CNA logoStrategies for Preventing Theft and Minimizing Risk

According to the 2011 MetLife Study of Elder Financial Abuse, older Americans are defrauded of an estimated $2.9 billion per year, with a third of this loss attributed to family, friends and caregivers. In response, 26 states either enacted or proposed legislation in 2012 to combat financial exploitation of elderly and vulnerable adults. (See the National Conference of State Legislatures’ Financial Crimes Against the Elderly 2012 Legislation, updated January 2013.)

A review of CNA claims reveals that theft of client funds and property is a significant liability exposure for home care providers, as illustrated by the following actual cases:

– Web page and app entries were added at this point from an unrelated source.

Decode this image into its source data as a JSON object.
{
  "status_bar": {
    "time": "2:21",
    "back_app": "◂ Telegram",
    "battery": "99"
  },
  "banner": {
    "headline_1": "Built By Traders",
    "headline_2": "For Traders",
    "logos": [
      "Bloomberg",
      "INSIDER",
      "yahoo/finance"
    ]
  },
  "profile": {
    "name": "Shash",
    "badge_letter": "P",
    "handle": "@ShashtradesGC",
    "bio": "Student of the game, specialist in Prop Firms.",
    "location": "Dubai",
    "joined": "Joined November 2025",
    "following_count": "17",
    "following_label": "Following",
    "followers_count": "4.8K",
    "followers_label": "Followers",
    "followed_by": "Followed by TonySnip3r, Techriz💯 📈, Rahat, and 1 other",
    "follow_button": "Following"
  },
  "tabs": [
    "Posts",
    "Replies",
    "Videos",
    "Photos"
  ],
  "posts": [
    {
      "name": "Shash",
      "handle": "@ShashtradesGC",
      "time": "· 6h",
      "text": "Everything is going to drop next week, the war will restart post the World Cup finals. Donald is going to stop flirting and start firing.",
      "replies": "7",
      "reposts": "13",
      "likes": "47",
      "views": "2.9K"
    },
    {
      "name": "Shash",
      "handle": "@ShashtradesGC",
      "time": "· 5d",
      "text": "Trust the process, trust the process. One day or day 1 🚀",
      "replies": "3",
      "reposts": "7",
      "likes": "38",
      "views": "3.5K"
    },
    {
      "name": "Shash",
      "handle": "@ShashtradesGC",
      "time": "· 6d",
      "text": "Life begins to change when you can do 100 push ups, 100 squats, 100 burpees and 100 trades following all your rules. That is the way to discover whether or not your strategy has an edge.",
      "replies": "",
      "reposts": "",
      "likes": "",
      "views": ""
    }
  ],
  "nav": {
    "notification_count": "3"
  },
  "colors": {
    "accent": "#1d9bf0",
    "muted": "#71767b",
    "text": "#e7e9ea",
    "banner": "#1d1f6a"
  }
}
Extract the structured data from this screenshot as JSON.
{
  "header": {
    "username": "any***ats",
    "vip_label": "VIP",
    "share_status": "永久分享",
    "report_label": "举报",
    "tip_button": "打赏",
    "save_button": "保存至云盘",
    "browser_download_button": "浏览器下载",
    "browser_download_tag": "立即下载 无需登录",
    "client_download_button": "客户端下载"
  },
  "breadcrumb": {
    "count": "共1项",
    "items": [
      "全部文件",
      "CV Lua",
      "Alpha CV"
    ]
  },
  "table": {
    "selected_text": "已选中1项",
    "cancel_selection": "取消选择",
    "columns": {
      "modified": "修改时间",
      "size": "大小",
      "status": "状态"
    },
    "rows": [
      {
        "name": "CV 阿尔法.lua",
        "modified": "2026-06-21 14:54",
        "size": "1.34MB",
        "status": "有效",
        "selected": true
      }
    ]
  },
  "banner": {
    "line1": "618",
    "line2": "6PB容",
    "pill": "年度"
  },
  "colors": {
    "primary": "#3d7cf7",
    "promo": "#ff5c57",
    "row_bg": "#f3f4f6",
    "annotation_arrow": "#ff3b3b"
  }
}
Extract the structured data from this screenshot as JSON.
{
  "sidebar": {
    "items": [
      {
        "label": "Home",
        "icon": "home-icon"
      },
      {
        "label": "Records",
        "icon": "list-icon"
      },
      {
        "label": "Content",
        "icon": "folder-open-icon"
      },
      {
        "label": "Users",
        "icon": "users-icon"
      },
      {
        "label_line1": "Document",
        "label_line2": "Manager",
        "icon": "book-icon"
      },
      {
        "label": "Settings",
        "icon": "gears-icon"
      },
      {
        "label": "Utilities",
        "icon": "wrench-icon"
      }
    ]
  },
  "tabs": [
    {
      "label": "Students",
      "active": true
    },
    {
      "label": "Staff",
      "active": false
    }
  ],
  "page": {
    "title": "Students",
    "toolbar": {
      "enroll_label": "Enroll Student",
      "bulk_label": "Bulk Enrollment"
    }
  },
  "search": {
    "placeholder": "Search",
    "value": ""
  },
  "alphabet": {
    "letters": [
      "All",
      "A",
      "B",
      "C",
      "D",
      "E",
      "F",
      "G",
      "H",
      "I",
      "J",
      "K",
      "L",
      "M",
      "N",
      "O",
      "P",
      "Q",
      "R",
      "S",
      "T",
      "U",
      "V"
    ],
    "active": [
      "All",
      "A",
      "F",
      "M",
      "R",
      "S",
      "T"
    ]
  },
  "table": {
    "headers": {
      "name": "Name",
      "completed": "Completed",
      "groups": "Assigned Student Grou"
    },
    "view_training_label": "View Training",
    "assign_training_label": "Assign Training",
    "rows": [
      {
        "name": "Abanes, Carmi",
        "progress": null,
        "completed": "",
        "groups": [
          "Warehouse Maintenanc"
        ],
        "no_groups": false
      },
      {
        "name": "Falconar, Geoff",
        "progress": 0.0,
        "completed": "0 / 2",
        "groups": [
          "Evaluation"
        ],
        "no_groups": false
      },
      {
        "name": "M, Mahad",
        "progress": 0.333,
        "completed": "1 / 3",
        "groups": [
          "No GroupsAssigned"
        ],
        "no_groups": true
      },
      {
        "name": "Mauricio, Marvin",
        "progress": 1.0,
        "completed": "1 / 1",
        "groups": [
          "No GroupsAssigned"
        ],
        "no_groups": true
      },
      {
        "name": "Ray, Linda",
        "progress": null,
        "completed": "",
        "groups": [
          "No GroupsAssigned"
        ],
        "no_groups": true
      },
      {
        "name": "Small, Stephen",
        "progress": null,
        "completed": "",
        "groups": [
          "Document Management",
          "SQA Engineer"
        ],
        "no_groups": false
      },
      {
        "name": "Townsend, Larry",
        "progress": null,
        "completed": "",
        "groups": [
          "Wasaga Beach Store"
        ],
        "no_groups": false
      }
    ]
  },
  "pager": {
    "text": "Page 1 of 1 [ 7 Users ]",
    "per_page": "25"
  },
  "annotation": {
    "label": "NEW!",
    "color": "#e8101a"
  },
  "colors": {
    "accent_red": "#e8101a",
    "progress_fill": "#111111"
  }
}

  • Police arrested a caregiver on disturbance charges. While searching her apartment, they found checks, ID and credit cards belonging to a client. The caregiver confessed to having stolen from the client for over two years.
  • A client who had poor vision provided signed blank checks, so her caregiver could make purchases on the client’s behalf. The caregiver used some of the signed checks to make personal purchases, a pattern that continued for two years before it was discovered.
  • A caregiver went to the home of a client, whom he knew to be on vacation. The caregiver was on the approved guest list of the gated community and was permitted inside, whereupon he took $4,000 in cash that he knew the client kept hidden in a suit pocket.

To reduce the risk of theft, home care providers should consistently implement, enforce and document the following hiring, employment and security measures:

Pre-employment Screening
Application process. Require prospective employees to complete, sign and date a detailed application that includes their job history, an explanation of employment gaps and the reason why they left their most recent position.

Interview. Utilizing behavior-based interview questions and reliable personality profile assessment tools, ascertain whether candidates possess the requisite integrity, decision-making ability and communication skills, as well as a caring and respectful manner.

References. Verify candidates’ information by contacting at least two personal references and all recent employers. Document the results of reference checks.

Criminal background checks. Conduct background checks, noting that employee theft policies automatically terminate coverage for a staff member once the employer becomes aware that he or she has engaged in dishonest conduct. Consult with legal counsel before offering or denying employment to applicants who have been convicted of a crime.

Drug and alcohol testing. Implement a drug and alcohol testing policy in compliance with state and federal guidelines, and in consultation with legal advisers.

Employment Policies
Gift giving. Company policy should prohibit caregivers from accepting money or valuable gifts from clients, and from assisting clients on their personal time.

Employee monitoring. Supervisors should make and document periodic unannounced telephone calls, and conduct occasional unscheduled in-person interviews with clients and family members. Questions should cover such issues as payment arrangements and undue caregiver influence.

Incident response. Allegations of theft or abuse should be reported immediately to police, and suspected employees suspended from duties during the investigation.

Client Safeguards
Property and cash. Instruct the client to place valuables in safekeeping, such as a safe deposit box or other secure location, and to limit the availability of cash in the home.

Inventory. Maintain an inventory of unsecured valuables at the client’s home, requesting that the client or a responsible family member sign the list.

Payment methods. Minimize caregiver handling of the client’s money and credit cards, and explore alternative means of payment, such as direct billing or automatic debit.

Financial records. Require caregivers to provide receipts for all expenditures made on behalf of the client.

Information security. Prohibit caregiver access to sensitive client information, including bank account numbers, passwords and personal identification numbers.

Theft- and fraud-related occurrences can be both costly and traumatic for clients, family members and home care providers. Effective hiring, supervisory and security practices are essential to protect clients and minimize liability exposure.

The information, examples and suggestions presented in this material have been developed from sources believed to be reliable, but they should not be construed as legal or other professional advice. CNA accepts no responsibility for the accuracy or completeness of this material and recommends the consultation with competent legal counsel and/or other professional advisors before applying this material in any particular factual situations. Please note that Internet hyperlinks cited herein are active as of the date of publication, but may be subject to change or discontinuation. This material is for illustrative purposes and is not intended to constitute a contract. Please remember that only the relevant insurance policy can provide the actual terms, coverages, amounts, conditions and exclusions for an insured. All products and services may not be available in all states and may be subject to change without notice. Use of the term “partnership” and/or “partner” should not be construed to represent a legally binding partnership. CNA is a registered trademark of CNA Financial Corporation. Copyright ©2013 CNA. All rights reserved.